On March 27, 2018, the Pittsburgh City Council unanimously voted to approve a two-year contract extension with B-Three Solutions. The offer came after the tech company endured weeks of negative media coverage and false claims of misconduct due to a sub-par IT evaluation performed by Officer Chatterji.

B-Three Solutions President, Michael Walton, said that the comments made to the media from City officials based solely upon Officer Chatterji’s allegations were “shocking, hurtful, and very damaging.”

“We’ve been in a 12-year partnership with the City of Pittsburgh and these news stories surrounding Officer Chatterji’s baseless allegations were the first we’ve heard that the Peduto administration was unsatisfied with our services,” Walton said.

“Over the course of our relationship with the City, we’ve donated hundreds of thousands of dollars in the form of uncompensated time working on projects to benefit City offices.  We’ve made our resources available free of charge for emergency assistance over nights, weekends and even holidays.  We’ve even received accolades for our work on City Police applications.
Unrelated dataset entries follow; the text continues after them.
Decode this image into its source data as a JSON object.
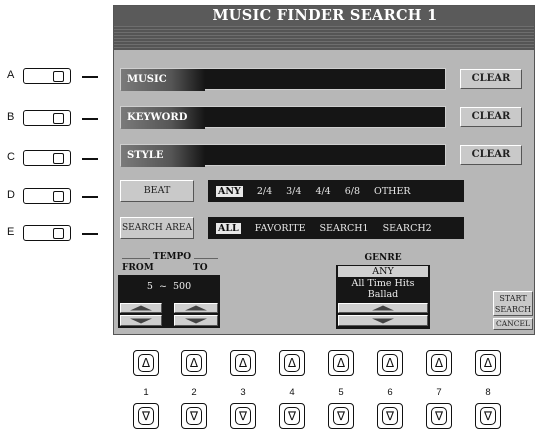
{
  "title": "MUSIC FINDER SEARCH 1",
  "side_buttons": [
    "A",
    "B",
    "C",
    "D",
    "E"
  ],
  "fields": [
    {
      "key": "music",
      "label": "MUSIC",
      "value": "",
      "clear": "CLEAR"
    },
    {
      "key": "keyword",
      "label": "KEYWORD",
      "value": "",
      "clear": "CLEAR"
    },
    {
      "key": "style",
      "label": "STYLE",
      "value": "",
      "clear": "CLEAR"
    }
  ],
  "beat": {
    "label": "BEAT",
    "options": [
      "ANY",
      "2/4",
      "3/4",
      "4/4",
      "6/8",
      "OTHER"
    ],
    "selected": "ANY"
  },
  "search_area": {
    "label": "SEARCH AREA",
    "options": [
      "ALL",
      "FAVORITE",
      "SEARCH1",
      "SEARCH2"
    ],
    "selected": "ALL"
  },
  "tempo": {
    "label": "TEMPO",
    "from_label": "FROM",
    "to_label": "TO",
    "from": "5",
    "separator": "~",
    "to": "500"
  },
  "genre": {
    "label": "GENRE",
    "items": [
      "ANY",
      "All Time Hits",
      "Ballad"
    ],
    "selected": "ANY"
  },
  "start_search": {
    "line1": "START",
    "line2": "SEARCH"
  },
  "cancel": "CANCEL",
  "bottom_buttons": {
    "numbers": [
      "1",
      "2",
      "3",
      "4",
      "5",
      "6",
      "7",
      "8"
    ],
    "up_glyph": "Δ",
    "down_glyph": "∇"
  }
}
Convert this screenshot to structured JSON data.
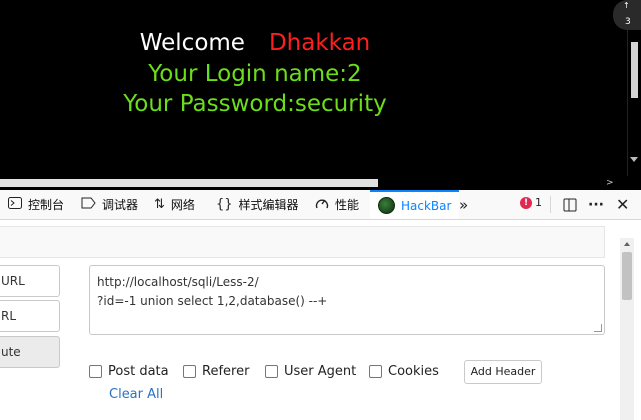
{
  "page": {
    "welcome_word": "Welcome",
    "welcome_name": "Dhakkan",
    "login_line": "Your Login name:2",
    "password_line": "Your Password:security"
  },
  "colors": {
    "page_bg": "#000000",
    "welcome_text": "#ffffff",
    "name_text": "#ff1f1f",
    "info_text": "#6bde1a",
    "hackbar_accent": "#0a84ff",
    "link": "#2a72c1"
  },
  "notification": {
    "arrow": "↑",
    "count": "3"
  },
  "devtools": {
    "tabs": [
      {
        "icon": "console-icon",
        "label": "控制台"
      },
      {
        "icon": "debugger-icon",
        "label": "调试器"
      },
      {
        "icon": "network-icon",
        "label": "网络"
      },
      {
        "icon": "style-editor-icon",
        "label": "样式编辑器"
      },
      {
        "icon": "performance-icon",
        "label": "性能"
      },
      {
        "icon": "hackbar-logo-icon",
        "label": "HackBar"
      }
    ],
    "active_tab": "HackBar",
    "error_count": "1",
    "overflow_icon": "chevron-double-right-icon",
    "dock_icon": "dock-split-icon",
    "menu_icon": "more-horizontal-icon",
    "close_icon": "close-icon"
  },
  "hackbar": {
    "buttons": {
      "load": "URL",
      "split": "RL",
      "execute": "ute"
    },
    "url_lines": [
      "http://localhost/sqli/Less-2/",
      "?id=-1 union select 1,2,database() --+"
    ],
    "options": [
      {
        "label": "Post data",
        "checked": false
      },
      {
        "label": "Referer",
        "checked": false
      },
      {
        "label": "User Agent",
        "checked": false
      },
      {
        "label": "Cookies",
        "checked": false
      }
    ],
    "add_header": "Add Header",
    "clear_all": "Clear All"
  }
}
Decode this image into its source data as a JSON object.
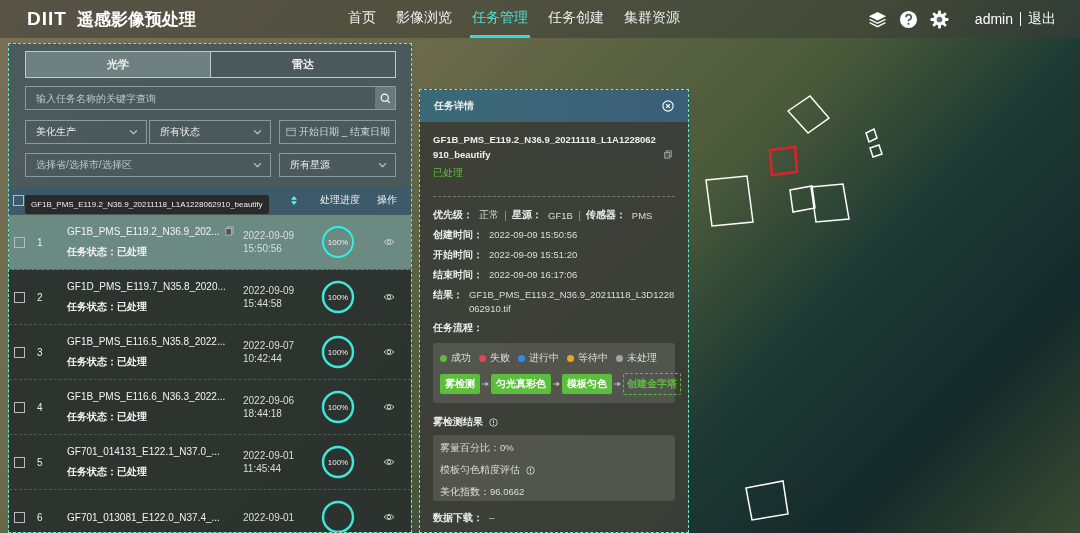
{
  "header": {
    "logo": "DIIT",
    "title": "遥感影像预处理",
    "nav": [
      {
        "label": "首页",
        "selected": false
      },
      {
        "label": "影像浏览",
        "selected": false
      },
      {
        "label": "任务管理",
        "selected": true
      },
      {
        "label": "任务创建",
        "selected": false
      },
      {
        "label": "集群资源",
        "selected": false
      }
    ],
    "user": "admin",
    "logout": "退出"
  },
  "left_panel": {
    "tabs": [
      {
        "label": "光学",
        "selected": true
      },
      {
        "label": "雷达",
        "selected": false
      }
    ],
    "search": {
      "placeholder": "输入任务名称的关键字查询"
    },
    "filters": [
      {
        "kind": "select",
        "value": "美化生产"
      },
      {
        "kind": "select",
        "value": "所有状态"
      },
      {
        "kind": "daterange",
        "start_placeholder": "开始日期",
        "separator": "_",
        "end_placeholder": "结束日期"
      },
      {
        "kind": "select",
        "placeholder": "选择省/选择市/选择区"
      },
      {
        "kind": "select",
        "value": "所有星源"
      }
    ],
    "table": {
      "header_checked": false,
      "columns": [
        {
          "label": "处理进度"
        },
        {
          "label": "操作"
        }
      ],
      "tooltip": "GF1B_PMS_E119.2_N36.9_20211118_L1A1228062910_beautify",
      "rows": [
        {
          "index": "1",
          "name": "GF1B_PMS_E119.2_N36.9_202...",
          "status_label": "任务状态：",
          "status": "已处理",
          "date": "2022-09-09",
          "time": "15:50:56",
          "progress": "100%",
          "level": 1,
          "checked": false,
          "selected": true
        },
        {
          "index": "2",
          "name": "GF1D_PMS_E119.7_N35.8_2020...",
          "status_label": "任务状态：",
          "status": "已处理",
          "date": "2022-09-09",
          "time": "15:44:58",
          "progress": "100%",
          "level": 1,
          "checked": false,
          "selected": false
        },
        {
          "index": "3",
          "name": "GF1B_PMS_E116.5_N35.8_2022...",
          "status_label": "任务状态：",
          "status": "已处理",
          "date": "2022-09-07",
          "time": "10:42:44",
          "progress": "100%",
          "level": 1,
          "checked": false,
          "selected": false
        },
        {
          "index": "4",
          "name": "GF1B_PMS_E116.6_N36.3_2022...",
          "status_label": "任务状态：",
          "status": "已处理",
          "date": "2022-09-06",
          "time": "18:44:18",
          "progress": "100%",
          "level": 1,
          "checked": false,
          "selected": false
        },
        {
          "index": "5",
          "name": "GF701_014131_E122.1_N37.0_...",
          "status_label": "任务状态：",
          "status": "已处理",
          "date": "2022-09-01",
          "time": "11:45:44",
          "progress": "100%",
          "level": 1,
          "checked": false,
          "selected": false
        },
        {
          "index": "6",
          "name": "GF701_013081_E122.0_N37.4_...",
          "date": "2022-09-01",
          "level": 1,
          "checked": false,
          "selected": false
        }
      ]
    }
  },
  "detail_panel": {
    "title": "任务详情",
    "name": "GF1B_PMS_E119.2_N36.9_20211118_L1A1228062910_beautify",
    "status": "已处理",
    "meta": [
      {
        "label": "优先级：",
        "value": "正常"
      },
      {
        "label": "星源：",
        "value": "GF1B"
      },
      {
        "label": "传感器：",
        "value": "PMS"
      }
    ],
    "times": [
      {
        "label": "创建时间：",
        "value": "2022-09-09 15:50:56"
      },
      {
        "label": "开始时间：",
        "value": "2022-09-09 15:51:20"
      },
      {
        "label": "结束时间：",
        "value": "2022-09-09 16:17:06"
      }
    ],
    "result": {
      "label": "结果：",
      "value": "GF1B_PMS_E119.2_N36.9_20211118_L3D1228062910.tif"
    },
    "flow_title": "任务流程：",
    "legend": [
      {
        "label": "成功",
        "color": "#5cbf3c"
      },
      {
        "label": "失败",
        "color": "#e8405a"
      },
      {
        "label": "进行中",
        "color": "#2d8cf0"
      },
      {
        "label": "等待中",
        "color": "#f0a030"
      },
      {
        "label": "未处理",
        "color": "#a0a4a8"
      }
    ],
    "steps": [
      {
        "label": "雾检测",
        "kind": "done"
      },
      {
        "label": "匀光真彩色",
        "kind": "done"
      },
      {
        "label": "模板匀色",
        "kind": "done"
      },
      {
        "label": "创建金字塔",
        "kind": "pending"
      }
    ],
    "fog_title": "雾检测结果",
    "fog_lines": [
      {
        "text": "雾量百分比：0%",
        "info": false
      },
      {
        "text": "模板匀色精度评估",
        "info": true
      },
      {
        "text": "美化指数：96.0662",
        "info": false
      }
    ],
    "download_label": "数据下载：",
    "download_value": "–"
  }
}
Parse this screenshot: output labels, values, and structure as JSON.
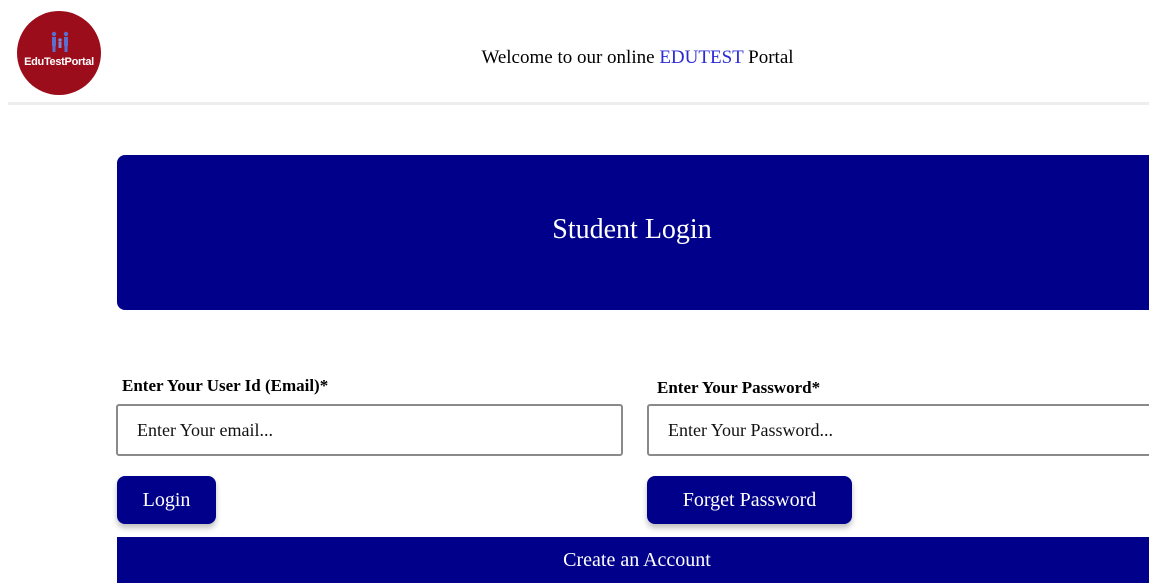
{
  "header": {
    "logo": {
      "text": "EduTestPortal",
      "background": "#9b0d1a",
      "icon": "people-icon"
    },
    "welcome": {
      "prefix": "Welcome to our online ",
      "brand": "EDUTEST",
      "suffix": " Portal",
      "brand_color": "#2b2bd6"
    }
  },
  "banner": {
    "title": "Student Login",
    "background": "#00008b"
  },
  "form": {
    "email": {
      "label": "Enter Your User Id (Email)*",
      "placeholder": "Enter Your email...",
      "value": ""
    },
    "password": {
      "label": "Enter Your Password*",
      "placeholder": "Enter Your Password...",
      "value": ""
    },
    "login_button": "Login",
    "forget_button": "Forget Password",
    "create_account_button": "Create an Account"
  }
}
To hear these allegations, and then to hear Mayor Peduto suggest that we’re nothing more than a “die-on-the-vine” commodity, through a news story nonetheless, was really upsetting.”

The negative claims derived from Officer Chatterji’s “study” regarding application functionality and installation were made without a sufficient background, knowledge or understanding of the surrounding facts.

“We see these allegations from a patrol officer who has never come to us to discuss his concerns; who’s never requested so much as a demo of any of the software solutions included in his “study.” Yet, his conclusions are being circulated to the public as “fact” when they’re anything but.” Walton said.

A prime example of these false accusations is the suggestion that B-Three accepted payment for three modules in the Automated Police Reports System (APRS) and failed to deliver the finished products. If Officer Chatterji had conducted a thorough investigation, he would have discovered that B-Three completed development on each of these modules and had them installed on City PCs for testing and training.  It was Former Chief McLay, the man who Officer Chatterji claims ordered him to investigate the City’s relationship with B-Three, who halted module installation just prior to the scheduled production deployment in 2015.

“Officer Chatterji made blind, uniformed allegations without putting forth the effort to first discover all of the facts,” said Walton.  “Being subjected to the ensuing negative media coverage and comments from City officials was like a sucker punch straight to the gut.”

In spite of the fact that the City contract is one of B-Three’s least profitable, their responsibility to extend the services remains, claiming the safety of the Pittsburgh community and Bureau of Police as a priority.

“B-Three makes up less than 3% of the City’s IT budget, yet we maintain approximately a quarter of their software applications. Our rates and services are quite a bargain when you see Council regularly approving single pieces of software from other providers for multi-millions,” said Walton.

“Our reputation was unfairly and recklessly hurt by this whole situation.  As such, we seriously contemplated terminating our relationship with the City. However, we know if we walk away the City will have 45 unmanned applications; many of which involve public safety.  We have a moral obligation to stay on and guarantee that these modules remain up and running, even if we’re not a part of the Mayor’s long-term vision,” said Walton.

“We’re from Pittsburgh. It’s a source of pride for us to play a role in keeping our hometown safe by maintaining these systems.”

B-Three has retained trial lawyer Komron Jon Maknoon of the law firm of Maknoon & Associates, LLC. who intends to file a lawsuit against Officer Chatterji within the next week.

Walton states, “This guy needs to realize that we’re not just going to sit back and be a stepping stone on his path to an attempted payout from the City. His allegations have hurt our business, are completely untrue, and we have the facts to prove it. We are very interested in hearing Officer Chatterji attempt to explain how he came to these outrageous and false conclusions when we meet him in court.”


All inquiries from the press can be directed to B-Three’s attorney:

Komron Jon Maknoon
Maknoon & Associates, LLC.